The afternoon hike starts at 2pm. I heard that you stay at the top until sunset and hike down in the dark, which sounds pretty fun if you have good weather!
Some tour companies offer a two-day hike to Pacaya, camping at the top and waking up early to see the sunrise.
How long is the hike?
The hike itself is actually pretty short. Roughly 1-1.5 hours up and maybe half an hour down. It is quite uphill and untrained hikers may struggle.
Having said that, one woman in our group – in her 50s, at least – hiked up on crutches. I’m not even kidding. I wish I took a triumphant photo of her at the top as she waved her crutches in the air. Nothing will hold you back if you’ve got willpower!
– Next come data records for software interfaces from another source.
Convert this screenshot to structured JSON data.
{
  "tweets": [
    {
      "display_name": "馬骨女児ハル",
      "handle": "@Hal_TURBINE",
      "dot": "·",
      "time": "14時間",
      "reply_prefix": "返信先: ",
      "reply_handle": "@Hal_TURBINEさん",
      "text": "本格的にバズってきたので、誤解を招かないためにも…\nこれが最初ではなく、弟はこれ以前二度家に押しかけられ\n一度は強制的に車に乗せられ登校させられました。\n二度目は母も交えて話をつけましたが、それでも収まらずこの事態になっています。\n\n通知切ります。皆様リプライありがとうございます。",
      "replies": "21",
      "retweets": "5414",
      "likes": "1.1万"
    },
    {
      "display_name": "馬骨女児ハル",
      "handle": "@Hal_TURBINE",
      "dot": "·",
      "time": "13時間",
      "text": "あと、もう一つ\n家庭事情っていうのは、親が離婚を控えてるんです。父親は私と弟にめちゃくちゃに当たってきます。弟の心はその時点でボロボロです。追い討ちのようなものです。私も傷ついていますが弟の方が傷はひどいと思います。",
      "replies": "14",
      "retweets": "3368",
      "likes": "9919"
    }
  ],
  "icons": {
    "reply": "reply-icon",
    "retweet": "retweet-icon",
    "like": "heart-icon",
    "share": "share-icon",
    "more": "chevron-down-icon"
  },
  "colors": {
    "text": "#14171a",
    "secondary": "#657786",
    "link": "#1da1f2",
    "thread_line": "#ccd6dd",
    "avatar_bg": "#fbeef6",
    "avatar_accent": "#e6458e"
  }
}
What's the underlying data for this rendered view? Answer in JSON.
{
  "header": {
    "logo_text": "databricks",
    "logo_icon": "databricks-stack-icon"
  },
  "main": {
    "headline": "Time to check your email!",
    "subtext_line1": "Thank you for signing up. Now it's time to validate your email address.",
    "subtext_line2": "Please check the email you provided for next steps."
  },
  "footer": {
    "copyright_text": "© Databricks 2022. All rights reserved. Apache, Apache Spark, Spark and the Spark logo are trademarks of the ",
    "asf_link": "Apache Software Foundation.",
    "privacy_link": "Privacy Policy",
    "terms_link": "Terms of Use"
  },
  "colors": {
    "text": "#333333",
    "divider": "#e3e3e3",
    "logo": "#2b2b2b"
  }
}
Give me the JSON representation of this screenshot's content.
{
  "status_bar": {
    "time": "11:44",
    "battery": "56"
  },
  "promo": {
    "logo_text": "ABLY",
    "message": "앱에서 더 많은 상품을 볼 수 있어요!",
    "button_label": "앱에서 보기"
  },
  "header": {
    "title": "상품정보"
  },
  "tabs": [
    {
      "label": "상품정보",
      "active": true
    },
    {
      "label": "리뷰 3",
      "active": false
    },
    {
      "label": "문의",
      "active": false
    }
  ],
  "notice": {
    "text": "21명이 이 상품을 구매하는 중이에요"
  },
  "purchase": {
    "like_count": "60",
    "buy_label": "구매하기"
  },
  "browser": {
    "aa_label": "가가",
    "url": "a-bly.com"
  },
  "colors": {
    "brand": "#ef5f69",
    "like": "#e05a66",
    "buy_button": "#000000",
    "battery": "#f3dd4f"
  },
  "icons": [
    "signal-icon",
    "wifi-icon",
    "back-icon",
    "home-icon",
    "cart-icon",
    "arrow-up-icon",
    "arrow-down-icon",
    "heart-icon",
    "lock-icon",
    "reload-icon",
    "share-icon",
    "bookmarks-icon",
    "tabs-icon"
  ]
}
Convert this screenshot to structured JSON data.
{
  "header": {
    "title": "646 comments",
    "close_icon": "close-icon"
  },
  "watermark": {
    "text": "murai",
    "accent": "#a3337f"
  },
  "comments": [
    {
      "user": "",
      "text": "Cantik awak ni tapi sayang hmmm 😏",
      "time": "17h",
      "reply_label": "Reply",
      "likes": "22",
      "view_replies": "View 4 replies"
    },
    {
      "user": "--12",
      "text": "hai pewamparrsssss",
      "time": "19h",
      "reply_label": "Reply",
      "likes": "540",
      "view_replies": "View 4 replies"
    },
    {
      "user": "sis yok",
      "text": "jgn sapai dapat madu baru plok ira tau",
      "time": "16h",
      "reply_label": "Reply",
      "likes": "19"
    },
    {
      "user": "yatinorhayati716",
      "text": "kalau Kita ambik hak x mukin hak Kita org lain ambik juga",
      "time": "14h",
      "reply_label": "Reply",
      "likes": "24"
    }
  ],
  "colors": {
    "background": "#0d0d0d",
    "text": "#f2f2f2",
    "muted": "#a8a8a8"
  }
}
The tour in total takes about 6 hours. We were picked up at 6am and arrived back in Antigua around midday.
What does the tour include?
The tour includes the shuttle to collect you from your accommodation, transport to the volcano, a guide, and, of course, the marshmallows.
You’ll need to pay the entrance fee separately and bring anything else you might need. You can rent walking sticks for next to nothing from kids at the beginning of the hike.
You can also rent a horse. Locals will follow you up the path, calling out “taxi?”, just in case you change your mind and decide to hitch a ride to the top.
What should I wear?
We hiked on a cool day and it was cold both at the bottom of the trail and at the top. I’d recommend layers:
- Loose-fitting hiking pants (my friends wore leggings and thick track pants and overheated)
- A tank or t-shirt, plus a thin jacket
- A raincoat
- Close-toed sneakers, preferably ones with good grip
Also be sure to bring enough water for a 2-hour hike, some snacks, and spare change.
Are there shops or stalls along the way?
At the lava flows, there is a small shack called Lava Store. It’s surprisingly charming and tasteful and sells a range of jewellery featuring lava rock from the fields. I rather wish I’d bought something to support the local economy!
I didn’t see any stalls where you could buy water, but on the way day, a woman had opened up a rudimentary stand where she sold orange halves seasoned with ground pumpkin seeds and salt.